Victorian Yellow Gold 9K Swivel Spinner Fob, Carnelian & Bloodstone
Victorian Yellow Gold 9K Swivel Spinner Fob, Carnelian & Bloodstone
Victorian Yellow Gold 9K Swivel Spinner Fob, Carnelian & Bloodstone

Victorian Yellow Gold 9K Swivel Spinner Fob, Carnelian & Bloodstone

Regular price $695.00 $495.00 Sale

Victorian 9K Swivel FobPendant, Carnelian & Bloodstone part of our fine jewelry series, this yellow gold swivel is a desirable collectors piece that will add fabulous character to your charm collection. The beautiful link and loops designed bail swivels beautifully. This piece bears the 9K stamp with the Birmingham assay mark P indicating it was made in 1889.

A unique piece to begin or add to your collection! Wear it alone or layer with other pieces to create a dramatic statement piece.

Shown on a chain for display purposes only, each piece is sold individually so that you can customize your own collection

A few minor dings and scratches from wear typical for age and use.

• Please view all photos for condition, as our opinion may differ from yours. 

• Please see our shop policies on returns, exchanges & shipping. 

• Please pay close attention to item descriptions  and if you have questions about a selection, PLEASE message us & we will be glad to help!  

Please visit our online shop www.luxecurations.com for more exciting new, vintage and antique jewelry decor and accessories!

Contact us for information regarding a personal styling appointment in house or we come to you.

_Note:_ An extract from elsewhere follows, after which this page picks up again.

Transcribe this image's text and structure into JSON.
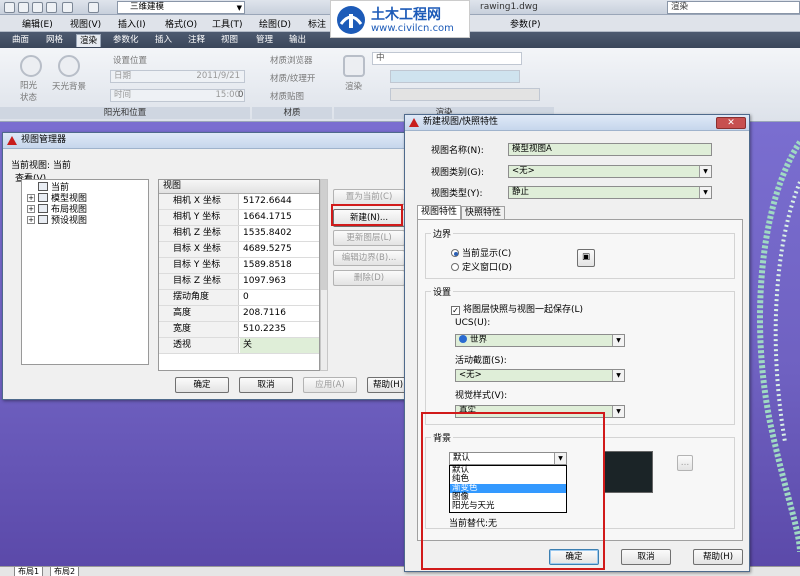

Call or text 646.946.9404 or melissa@luxecurations.com

ERA: Victorian c.1889

DIMENSIONS: 1.33" L x 1.33" H x .25" D

MATERIALS: 9K yellow gold, spice colored carnelian and freckled forest green bloodstone 

STAMPS & HALLMARKS: "JM" makers mark, '9'.375, Birmingham assay, date letter P for 1889 on the bottom of the fob, '9', '.375' on the link at the top

FACTS & HISTORY:  The word “fob” comes from the German word “fobke” or “fuppe” which means “small pocket”. A fob would refer to the chain or cord attached to a pocket watch. The term went on to describe any small object such as a medallion, charm, or ornament attached to a pocket watch or key.

Until World War I and the development of the wristwatch, most watches designed for men had to be carried in the pocket. About 1772 the fashion of carrying a watch in each waistcoat fob pocket was introduced (though one watch was usually false); watch fobs consisted of chains supporting seals.

Fobs and seals decorated the waists of fashionable men during the early nineteenth century, continuing a trend that started in the late eighteenth century. Fobs were short straps, ribbons, tassels, or chains. Men usually carried their watch in a small pocket on the waistcoat, called a fob pocket. Around 1775, waistcoats had several pockets, and for a time it was fashionable to carry a watch in each pocket. Sometimes only one watch was functional, while the others were merely decorative. The fobs hanging from each pocket became quite elaborate, and small personal seals were often attached to the free end.

As chain-style fobs began to be made of jewelry quality metal such as gold, silver, or even platinum, they began to be called watch chains or fob chains. These were valuable objects in themselves. During the Victorian period, fob chains of human hair were quite popular. Many Victorian wives were happy to braid a lock of their own hair into a fob for their husband’s prized watch.

The excavation of ancient sites in Pompeii, Herculaneum, and Egypt in the mid 1700s influenced art, jewelry and fashion from Italy to England. Carved jasper, onyx, carnelian and shell became popular with the revival of Classical themes. When Napoleon placed ancient Roman cameos on his 1804 coronation crown, he began a trend that has continued to the present day.

The excavation of ancient sites in Pompeii, Herculaneum, and Egypt in the mid 1700s influenced art, jewelry and fashion from Italy to England. Carved jasper, onyx, carnelian and shell became popular with the revival of Classical themes. When Napoleon placed ancient Roman cameos on his 1804 coronation crown, he began a trend that has continued to the present day.

Greek, Roman, and Etruscan symbols including serpents, crescents, carved stone signets and mythological gods appeared in jewelry from 1830 - 1920s. 

The popularization of photography by the 1880s and 90s resulted in the addition of keepsake photos to watch fobs. 

And of course the delight of miniaturization was another wonderful trend - resulting in tiny treasures like working compasses.